Longtime Hinesville resident Babs Holtzman was honored Thursday when the Kirk Healing Center for the Homeless named her 2012 Humanitarian of the Year during a benefit dinner at Connection Church. Approximately 150 family members, friends, associates and community members attended.
The Kirk Healing Center for the Homeless in Hinesville was founded eight years ago by Dr. Alicia Kirk and local entrepreneur Gary Dodd. KHC’s mission is to provide a safe, live-in environment for homeless men and women who are working toward independence. To date, the center has helped approximately 79 homeless people get back on their feet.
The benefit, which also serves to raise money for KHC’s operations, brought in $7,500, which was an increase over last year.
Holtzman was nominated and chosen for the honor for her contributions to the Kirk Healing Center and to Hinesville. She has been working to better the community since she and her husband of 44 years, George, first arrived in Hinesville about 34 years ago.
“It is truly in giving that we receive, and not in wealth, but in so many blessings and deep-felt love,” Holtzman said after she accepted the award.
In addition to KHC, Holtzman’s generosity and dedication have aided the Liberty Humane Shelter, Manna House, the Mary Lou Frasier Center for Counseling, Helen’s Haven and Ronald McDonald House.
Holtzman’s husband spoke for a moment, and the audience watched a video from the award-winner’s son Greg and his family, who were unable to attend. Longtime friends Wynde Wood and Jeannie Burch also lauded Holtzman’s character and compassion.
“When there is a job to be done, she is not afraid to get her hands dirty,” Burch said.

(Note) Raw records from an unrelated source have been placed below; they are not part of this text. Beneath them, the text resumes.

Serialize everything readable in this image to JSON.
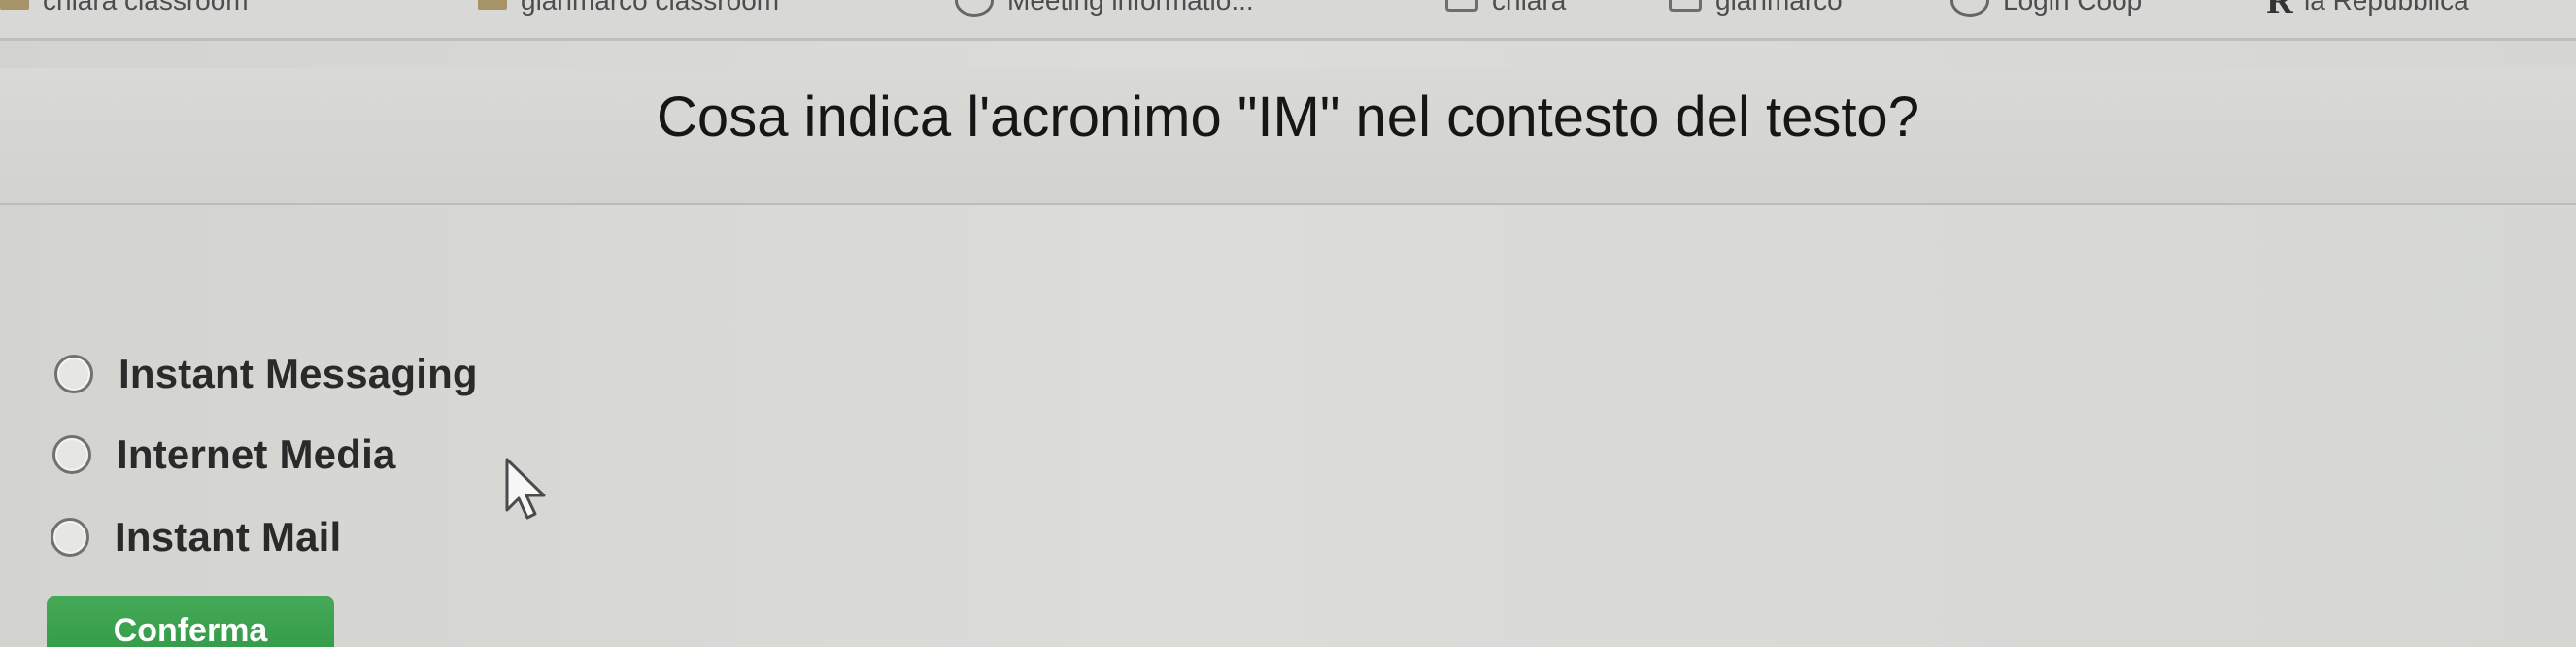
{
  "bookmarks": {
    "items": [
      {
        "label": "chiara classroom",
        "icon": "folder-icon"
      },
      {
        "label": "gianmarco classroom",
        "icon": "folder-icon"
      },
      {
        "label": "Meeting informatio...",
        "icon": "globe-icon"
      },
      {
        "label": "chiara",
        "icon": "folder-icon"
      },
      {
        "label": "gianmarco",
        "icon": "folder-icon"
      },
      {
        "label": "Login Coop",
        "icon": "globe-icon"
      },
      {
        "label": "la Repubblica",
        "icon": "newspaper-icon"
      }
    ]
  },
  "quiz": {
    "question": "Cosa indica l'acronimo \"IM\" nel contesto del testo?",
    "options": [
      {
        "label": "Instant Messaging",
        "selected": false
      },
      {
        "label": "Internet Media",
        "selected": false
      },
      {
        "label": "Instant Mail",
        "selected": false
      }
    ],
    "confirm_label": "Conferma"
  },
  "colors": {
    "background": "#d9d9d6",
    "button": "#36a04c",
    "text": "#161616"
  }
}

Proclamations from Rep. Jack Kingston and Hinesville Mayor Jim Thomas were read. The event culminated with the Humanitarian of the Year Award presentation by Gary Dodd, the previous award recipient, and Claudia Thomas, the co-chairperson of the KHC board of directors.
“There are so many opportunities to give to others ... all one has to do is open their eyes and ears and take in the needs that are available,” Holtzman said.
Hinesville resident Dean Bryant also was recognized with the KHC Phoenix Award, a distinction given to a KHC resident who has shown improvement, according to his or her house supervisors. Bryant is a Navy veteran who fell on hard times, ended up in legal trouble and eventually found himself homeless. He said he heard of the KHC and reached out for help. He came to the center about a year ago and the staff helped him find a job at the Fort Stewart commissary.
“Dean is one of the reasons that we do what we do. He is invaluable ... he makes me smile,” KHC board Chairman Sylvester Harris said.
“My first reaction upon hearing that I would receive this award was that I didn’t deserve it,” Bryant said. He attributed his success to the Kirk Healing Center and said the KHC staff opened doors for him when others wouldn’t.
“People tend to think that because they don’t see the homeless in Hinesville that they do not exist,” said KHC program coordinator Charli Shearer, who planned the benefit and once was homeless.
“It’s not just children who need the village to raise them — we need the whole community to embrace each other so that it can succeed,” she said.
According to Shearer, the center can house only 14 residents, and there is a waiting list. It can take up to two or three months for someone to get a spot. The KHC staff hopes that with increased awareness and fundraising efforts, they can expand and offer services to families.
For more information on how to get involved with the KHC, go to www.kirkhealingcenter.org or drop by the K&K Thrift Shop on Highway 84. The shop raises funds for the center and provides those in need with clothing and household items.